▸ **TO DO**:
From the first line to the last, write out the data below exactly.

-------- MATERIAL FOR THE TASK --------

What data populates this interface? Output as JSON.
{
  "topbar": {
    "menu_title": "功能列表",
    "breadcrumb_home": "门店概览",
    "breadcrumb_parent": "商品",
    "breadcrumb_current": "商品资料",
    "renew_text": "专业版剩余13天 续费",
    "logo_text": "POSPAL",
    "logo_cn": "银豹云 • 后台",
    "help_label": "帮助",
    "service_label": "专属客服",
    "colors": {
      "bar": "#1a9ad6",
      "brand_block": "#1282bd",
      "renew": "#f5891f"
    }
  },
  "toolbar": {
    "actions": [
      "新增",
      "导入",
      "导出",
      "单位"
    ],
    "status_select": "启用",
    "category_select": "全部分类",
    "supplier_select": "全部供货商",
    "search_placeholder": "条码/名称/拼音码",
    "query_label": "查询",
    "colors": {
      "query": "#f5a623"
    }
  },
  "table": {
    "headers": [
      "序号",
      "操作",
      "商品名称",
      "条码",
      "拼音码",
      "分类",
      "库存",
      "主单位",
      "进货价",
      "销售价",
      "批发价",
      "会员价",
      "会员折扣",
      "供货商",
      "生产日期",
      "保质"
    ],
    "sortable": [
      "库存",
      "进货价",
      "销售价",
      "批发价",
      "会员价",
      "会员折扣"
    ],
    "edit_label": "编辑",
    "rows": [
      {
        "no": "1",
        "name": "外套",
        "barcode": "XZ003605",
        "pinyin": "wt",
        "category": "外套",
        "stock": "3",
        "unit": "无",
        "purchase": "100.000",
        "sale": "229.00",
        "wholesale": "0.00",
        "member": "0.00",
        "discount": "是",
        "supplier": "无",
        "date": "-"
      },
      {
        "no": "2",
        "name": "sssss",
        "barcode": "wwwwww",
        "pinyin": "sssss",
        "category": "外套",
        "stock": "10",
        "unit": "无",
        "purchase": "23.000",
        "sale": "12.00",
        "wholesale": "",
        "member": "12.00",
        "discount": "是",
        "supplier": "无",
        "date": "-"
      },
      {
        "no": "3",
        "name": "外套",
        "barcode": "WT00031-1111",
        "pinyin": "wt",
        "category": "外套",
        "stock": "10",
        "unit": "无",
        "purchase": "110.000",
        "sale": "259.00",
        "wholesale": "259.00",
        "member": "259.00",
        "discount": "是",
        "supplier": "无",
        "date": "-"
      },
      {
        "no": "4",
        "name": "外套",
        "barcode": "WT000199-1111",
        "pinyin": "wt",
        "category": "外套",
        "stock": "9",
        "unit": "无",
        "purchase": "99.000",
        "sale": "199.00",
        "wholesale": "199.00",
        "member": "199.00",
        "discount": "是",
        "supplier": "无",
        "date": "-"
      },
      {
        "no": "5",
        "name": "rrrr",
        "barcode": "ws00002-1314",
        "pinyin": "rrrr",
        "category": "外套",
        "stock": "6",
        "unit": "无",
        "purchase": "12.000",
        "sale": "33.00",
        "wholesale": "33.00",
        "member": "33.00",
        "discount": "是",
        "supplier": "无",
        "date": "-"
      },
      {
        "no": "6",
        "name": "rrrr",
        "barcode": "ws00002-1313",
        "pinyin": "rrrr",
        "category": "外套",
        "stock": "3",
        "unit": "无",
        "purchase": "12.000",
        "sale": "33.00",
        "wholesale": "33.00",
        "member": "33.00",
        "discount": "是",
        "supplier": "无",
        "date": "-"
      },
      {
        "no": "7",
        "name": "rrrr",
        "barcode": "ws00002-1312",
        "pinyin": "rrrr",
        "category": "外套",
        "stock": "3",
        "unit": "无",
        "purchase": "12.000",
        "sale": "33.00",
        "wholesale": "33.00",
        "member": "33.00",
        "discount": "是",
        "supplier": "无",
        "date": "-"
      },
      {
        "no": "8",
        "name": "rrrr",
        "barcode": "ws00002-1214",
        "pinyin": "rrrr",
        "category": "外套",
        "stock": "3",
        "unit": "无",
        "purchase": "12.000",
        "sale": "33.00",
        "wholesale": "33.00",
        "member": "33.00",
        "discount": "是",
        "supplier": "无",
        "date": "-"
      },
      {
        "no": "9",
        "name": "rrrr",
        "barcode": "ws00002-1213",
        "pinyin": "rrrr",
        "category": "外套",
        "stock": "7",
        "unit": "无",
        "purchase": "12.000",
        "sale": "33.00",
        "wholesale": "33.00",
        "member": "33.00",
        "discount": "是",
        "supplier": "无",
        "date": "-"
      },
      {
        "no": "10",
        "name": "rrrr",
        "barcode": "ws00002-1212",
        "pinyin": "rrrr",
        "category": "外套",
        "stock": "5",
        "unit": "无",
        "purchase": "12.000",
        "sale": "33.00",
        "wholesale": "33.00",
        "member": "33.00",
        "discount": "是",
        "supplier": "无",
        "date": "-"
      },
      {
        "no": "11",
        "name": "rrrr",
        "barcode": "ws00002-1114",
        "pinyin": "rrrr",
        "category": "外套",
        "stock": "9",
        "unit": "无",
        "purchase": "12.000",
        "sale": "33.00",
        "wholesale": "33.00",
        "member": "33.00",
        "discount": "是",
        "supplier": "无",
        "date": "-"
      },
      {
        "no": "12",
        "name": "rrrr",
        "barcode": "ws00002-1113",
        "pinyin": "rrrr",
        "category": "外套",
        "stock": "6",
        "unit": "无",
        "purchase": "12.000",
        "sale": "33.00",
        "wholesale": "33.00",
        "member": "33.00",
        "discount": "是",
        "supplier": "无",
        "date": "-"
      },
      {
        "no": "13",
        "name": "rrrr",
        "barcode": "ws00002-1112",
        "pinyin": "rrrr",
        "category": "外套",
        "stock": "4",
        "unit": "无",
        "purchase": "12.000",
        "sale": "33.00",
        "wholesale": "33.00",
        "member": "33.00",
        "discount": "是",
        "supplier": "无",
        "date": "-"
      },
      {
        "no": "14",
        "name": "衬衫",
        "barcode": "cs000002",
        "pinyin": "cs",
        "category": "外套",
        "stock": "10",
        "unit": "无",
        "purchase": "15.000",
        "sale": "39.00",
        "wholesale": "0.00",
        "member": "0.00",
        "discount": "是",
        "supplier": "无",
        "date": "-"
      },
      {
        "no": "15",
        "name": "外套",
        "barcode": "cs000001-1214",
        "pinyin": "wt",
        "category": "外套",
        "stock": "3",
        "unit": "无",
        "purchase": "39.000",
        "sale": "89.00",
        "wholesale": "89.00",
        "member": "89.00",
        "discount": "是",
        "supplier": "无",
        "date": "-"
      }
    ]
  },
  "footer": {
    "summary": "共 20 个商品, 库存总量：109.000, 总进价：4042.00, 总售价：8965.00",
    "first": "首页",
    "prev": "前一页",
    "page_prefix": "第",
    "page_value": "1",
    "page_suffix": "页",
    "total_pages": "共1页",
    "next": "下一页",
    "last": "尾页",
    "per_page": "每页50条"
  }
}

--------

▸ **FINISHED EXERCISE**:
What data populates this interface? Output as JSON.
{
  "topbar": {
    "menu_title": "功能列表",
    "breadcrumb_home": "门店概览",
    "breadcrumb_parent": "商品",
    "breadcrumb_current": "商品资料",
    "renew_text": "专业版剩余13天 续费",
    "logo_text": "POSPAL",
    "logo_cn": "银豹云 • 后台",
    "help_label": "帮助",
    "service_label": "专属客服",
    "colors": {
      "bar": "#1a9ad6",
      "brand_block": "#1282bd",
      "renew": "#f5891f"
    }
  },
  "toolbar": {
    "actions": [
      "新增",
      "导入",
      "导出",
      "单位"
    ],
    "status_select": "启用",
    "category_select": "全部分类",
    "supplier_select": "全部供货商",
    "search_placeholder": "条码/名称/拼音码",
    "query_label": "查询",
    "colors": {
      "query": "#f5a623"
    }
  },
  "table": {
    "headers": [
      "序号",
      "操作",
      "商品名称",
      "条码",
      "拼音码",
      "分类",
      "库存",
      "主单位",
      "进货价",
      "销售价",
      "批发价",
      "会员价",
      "会员折扣",
      "供货商",
      "生产日期",
      "保质"
    ],
    "sortable": [
      "库存",
      "进货价",
      "销售价",
      "批发价",
      "会员价",
      "会员折扣"
    ],
    "edit_label": "编辑",
    "rows": [
      {
        "no": "1",
        "name": "外套",
        "barcode": "XZ003605",
        "pinyin": "wt",
        "category": "外套",
        "stock": "3",
        "unit": "无",
        "purchase": "100.000",
        "sale": "229.00",
        "wholesale": "0.00",
        "member": "0.00",
        "discount": "是",
        "supplier": "无",
        "date": "-"
      },
      {
        "no": "2",
        "name": "sssss",
        "barcode": "wwwwww",
        "pinyin": "sssss",
        "category": "外套",
        "stock": "10",
        "unit": "无",
        "purchase": "23.000",
        "sale": "12.00",
        "wholesale": "",
        "member": "12.00",
        "discount": "是",
        "supplier": "无",
        "date": "-"
      },
      {
        "no": "3",
        "name": "外套",
        "barcode": "WT00031-1111",
        "pinyin": "wt",
        "category": "外套",
        "stock": "10",
        "unit": "无",
        "purchase": "110.000",
        "sale": "259.00",
        "wholesale": "259.00",
        "member": "259.00",
        "discount": "是",
        "supplier": "无",
        "date": "-"
      },
      {
        "no": "4",
        "name": "外套",
        "barcode": "WT000199-1111",
        "pinyin": "wt",
        "category": "外套",
        "stock": "9",
        "unit": "无",
        "purchase": "99.000",
        "sale": "199.00",
        "wholesale": "199.00",
        "member": "199.00",
        "discount": "是",
        "supplier": "无",
        "date": "-"
      },
      {
        "no": "5",
        "name": "rrrr",
        "barcode": "ws00002-1314",
        "pinyin": "rrrr",
        "category": "外套",
        "stock": "6",
        "unit": "无",
        "purchase": "12.000",
        "sale": "33.00",
        "wholesale": "33.00",
        "member": "33.00",
        "discount": "是",
        "supplier": "无",
        "date": "-"
      },
      {
        "no": "6",
        "name": "rrrr",
        "barcode": "ws00002-1313",
        "pinyin": "rrrr",
        "category": "外套",
        "stock": "3",
        "unit": "无",
        "purchase": "12.000",
        "sale": "33.00",
        "wholesale": "33.00",
        "member": "33.00",
        "discount": "是",
        "supplier": "无",
        "date": "-"
      },
      {
        "no": "7",
        "name": "rrrr",
        "barcode": "ws00002-1312",
        "pinyin": "rrrr",
        "category": "外套",
        "stock": "3",
        "unit": "无",
        "purchase": "12.000",
        "sale": "33.00",
        "wholesale": "33.00",
        "member": "33.00",
        "discount": "是",
        "supplier": "无",
        "date": "-"
      },
      {
        "no": "8",
        "name": "rrrr",
        "barcode": "ws00002-1214",
        "pinyin": "rrrr",
        "category": "外套",
        "stock": "3",
        "unit": "无",
        "purchase": "12.000",
        "sale": "33.00",
        "wholesale": "33.00",
        "member": "33.00",
        "discount": "是",
        "supplier": "无",
        "date": "-"
      },
      {
        "no": "9",
        "name": "rrrr",
        "barcode": "ws00002-1213",
        "pinyin": "rrrr",
        "category": "外套",
        "stock": "7",
        "unit": "无",
        "purchase": "12.000",
        "sale": "33.00",
        "wholesale": "33.00",
        "member": "33.00",
        "discount": "是",
        "supplier": "无",
        "date": "-"
      },
      {
        "no": "10",
        "name": "rrrr",
        "barcode": "ws00002-1212",
        "pinyin": "rrrr",
        "category": "外套",
        "stock": "5",
        "unit": "无",
        "purchase": "12.000",
        "sale": "33.00",
        "wholesale": "33.00",
        "member": "33.00",
        "discount": "是",
        "supplier": "无",
        "date": "-"
      },
      {
        "no": "11",
        "name": "rrrr",
        "barcode": "ws00002-1114",
        "pinyin": "rrrr",
        "category": "外套",
        "stock": "9",
        "unit": "无",
        "purchase": "12.000",
        "sale": "33.00",
        "wholesale": "33.00",
        "member": "33.00",
        "discount": "是",
        "supplier": "无",
        "date": "-"
      },
      {
        "no": "12",
        "name": "rrrr",
        "barcode": "ws00002-1113",
        "pinyin": "rrrr",
        "category": "外套",
        "stock": "6",
        "unit": "无",
        "purchase": "12.000",
        "sale": "33.00",
        "wholesale": "33.00",
        "member": "33.00",
        "discount": "是",
        "supplier": "无",
        "date": "-"
      },
      {
        "no": "13",
        "name": "rrrr",
        "barcode": "ws00002-1112",
        "pinyin": "rrrr",
        "category": "外套",
        "stock": "4",
        "unit": "无",
        "purchase": "12.000",
        "sale": "33.00",
        "wholesale": "33.00",
        "member": "33.00",
        "discount": "是",
        "supplier": "无",
        "date": "-"
      },
      {
        "no": "14",
        "name": "衬衫",
        "barcode": "cs000002",
        "pinyin": "cs",
        "category": "外套",
        "stock": "10",
        "unit": "无",
        "purchase": "15.000",
        "sale": "39.00",
        "wholesale": "0.00",
        "member": "0.00",
        "discount": "是",
        "supplier": "无",
        "date": "-"
      },
      {
        "no": "15",
        "name": "外套",
        "barcode": "cs000001-1214",
        "pinyin": "wt",
        "category": "外套",
        "stock": "3",
        "unit": "无",
        "purchase": "39.000",
        "sale": "89.00",
        "wholesale": "89.00",
        "member": "89.00",
        "discount": "是",
        "supplier": "无",
        "date": "-"
      }
    ]
  },
  "footer": {
    "summary": "共 20 个商品, 库存总量：109.000, 总进价：4042.00, 总售价：8965.00",
    "first": "首页",
    "prev": "前一页",
    "page_prefix": "第",
    "page_value": "1",
    "page_suffix": "页",
    "total_pages": "共1页",
    "next": "下一页",
    "last": "尾页",
    "per_page": "每页50条"
  }
}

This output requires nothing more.